WRONG TURN  (REVIEW)
Dir. Mike P. Nelson
Reviewer. Martyn Wakefield
Friends hiking the Appalachian Trail are confronted by 'The Foundation', a community of people who have lived in the mountains for hundreds of years. Their savage lives are a contrast to the lives of those now lost in the woods and one mishap leads to brutality fans of the series have come to love.
There's blood and plenty of death to be found in the darkness of WRONG TURN 2021 however this really is a new beginning for the series in which the violence is ramped up and the body parts literally smashed to pieces.
The film seems to throw so much at the screen hoping everything will stick and in doing so creates a blended smoothie of other films that doesn't quite manage to stand on it's own two feet. The layers and deeper storyline really takes away from the sentiment of the WRONG TURN series and as such feels like it shares it's name alone. Even through the end credits, the story continues as if Nelson didn't know where to stop.
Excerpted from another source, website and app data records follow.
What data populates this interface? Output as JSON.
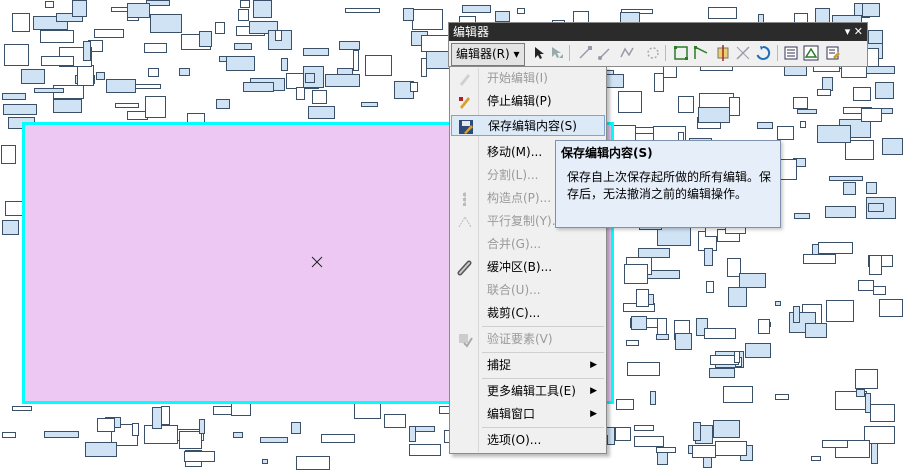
{
  "toolbar": {
    "title": "编辑器",
    "window_controls": "▾ ✕",
    "editor_menu_label": "编辑器(R) ▾",
    "icons": [
      "edit-tool-icon",
      "edit-annotation-icon",
      "straight-segment-icon",
      "endpoint-arc-icon",
      "trace-icon",
      "point-icon",
      "edit-vertices-icon",
      "reshape-icon",
      "cut-polygon-icon",
      "split-icon",
      "rotate-icon",
      "attributes-icon",
      "sketch-properties-icon",
      "create-features-icon"
    ]
  },
  "menu": {
    "items": [
      {
        "label": "开始编辑(I)",
        "enabled": false,
        "icon": "start-editing-icon"
      },
      {
        "label": "停止编辑(P)",
        "enabled": true,
        "icon": "stop-editing-icon"
      },
      {
        "label": "保存编辑内容(S)",
        "enabled": true,
        "icon": "save-edits-icon",
        "highlighted": true
      },
      {
        "label": "移动(M)...",
        "enabled": true
      },
      {
        "label": "分割(L)...",
        "enabled": false
      },
      {
        "label": "构造点(P)...",
        "enabled": false,
        "icon": "construct-points-icon"
      },
      {
        "label": "平行复制(Y)...",
        "enabled": false,
        "icon": "copy-parallel-icon"
      },
      {
        "label": "合并(G)...",
        "enabled": false
      },
      {
        "label": "缓冲区(B)...",
        "enabled": true,
        "icon": "buffer-icon"
      },
      {
        "label": "联合(U)...",
        "enabled": false
      },
      {
        "label": "裁剪(C)...",
        "enabled": true
      },
      {
        "label": "验证要素(V)",
        "enabled": false,
        "icon": "validate-features-icon"
      },
      {
        "label": "捕捉",
        "enabled": true,
        "submenu": true
      },
      {
        "label": "更多编辑工具(E)",
        "enabled": true,
        "submenu": true
      },
      {
        "label": "编辑窗口",
        "enabled": true,
        "submenu": true
      },
      {
        "label": "选项(O)...",
        "enabled": true
      }
    ]
  },
  "tooltip": {
    "title": "保存编辑内容(S)",
    "body": "保存自上次保存起所做的所有编辑。保存后，无法撤消之前的编辑操作。"
  },
  "colors": {
    "selected_fill": "#ecc8f2",
    "selection_outline": "#00ffff",
    "building_fill": "#cfe3f4",
    "building_outline": "#3a4f68"
  }
}
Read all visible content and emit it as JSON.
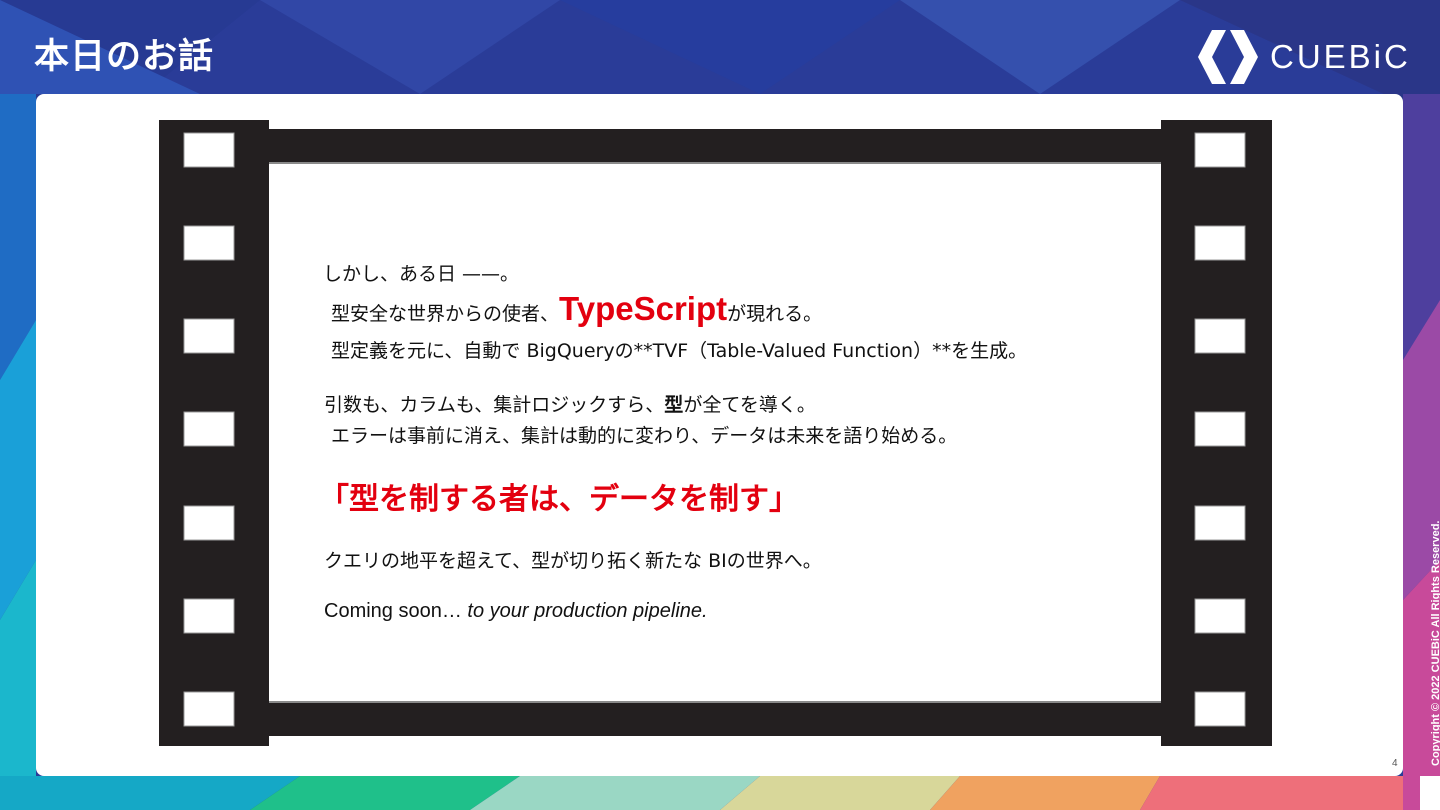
{
  "header": {
    "title": "本日のお話"
  },
  "brand": {
    "name": "CUEBiC"
  },
  "copyright": "Copyright © 2022 CUEBiC All Rights Reserved.",
  "page_number": "4",
  "colors": {
    "accent_red": "#e3000f",
    "film_black": "#231f20",
    "background_blue": "#2b3f9c"
  },
  "content": {
    "line1": "しかし、ある日 ——。",
    "line2_pre": "型安全な世界からの使者、",
    "line2_highlight": "TypeScript",
    "line2_post": "が現れる。",
    "line3": "型定義を元に、自動で BigQueryの**TVF（Table-Valued Function）**を生成。",
    "line4_pre": "引数も、カラムも、集計ロジックすら、",
    "line4_bold": "型",
    "line4_post": "が全てを導く。",
    "line5": "エラーは事前に消え、集計は動的に変わり、データは未来を語り始める。",
    "motto": "「型を制する者は、データを制す」",
    "line6": "クエリの地平を超えて、型が切り拓く新たな BIの世界へ。",
    "line7_plain": "Coming soon… ",
    "line7_italic": "to your production pipeline."
  }
}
At it's core, WRONG TURN 2021 is a cult movie, a civilisation living against an apocalyptic prophecy aware from the communes of normality. Fighting for their own survival against the outsiders and feeling their actions are right rather than senselessly killing as was the case in the original series.
The antagonists are much more sophisticated and even run their own courts, something we can't imagine Saw-Tooth and Three Finger being a part of. To it's credit, at least it's done something new but by doing so it feels so far removed it really isn't a WRONG TURN movie and will detract fans of the series by doing so. With an interesting tact for survival, the crew remain in the cult's company but inevitably fight to escape soon after. A perfect example of the film flitting between "moments" as they suddenly appear to be trained survivalists on escape and as such seems a weird contrast to the innocence bought on early with their first encounter with the Foundation.
This is much grittier than the previous entries and it's mythology is in a sense a reboot of the series rather than a continuation or spin-off. As a result, it feels like there are a series of films vying to break free. THE RITUAL, THE VILLAGE and THE DESCENT's inspiration can be seen all over this and their echoes show there's more to explore in each chapter of the film, unfortunately in their own right they make sense to the story's development, it really begins to drag and at nearly two hours, isn't the popcorn fodder fans of the series are used to.
The cast really hold this together, especially Bill Sage and Charlotte Vega as their own grudges against each other come to a brutal, if dreamlike sequence at the films climax.
For those looking for familiarity then you have taken a wrong turn but for those willing to give a new viewpoint to the series will find something to love here, it's just a shame that the film seems to rush through it's start, middle and end to provide a full package instead of pacing itself out a little longer across a series of more constrained yet developed movies.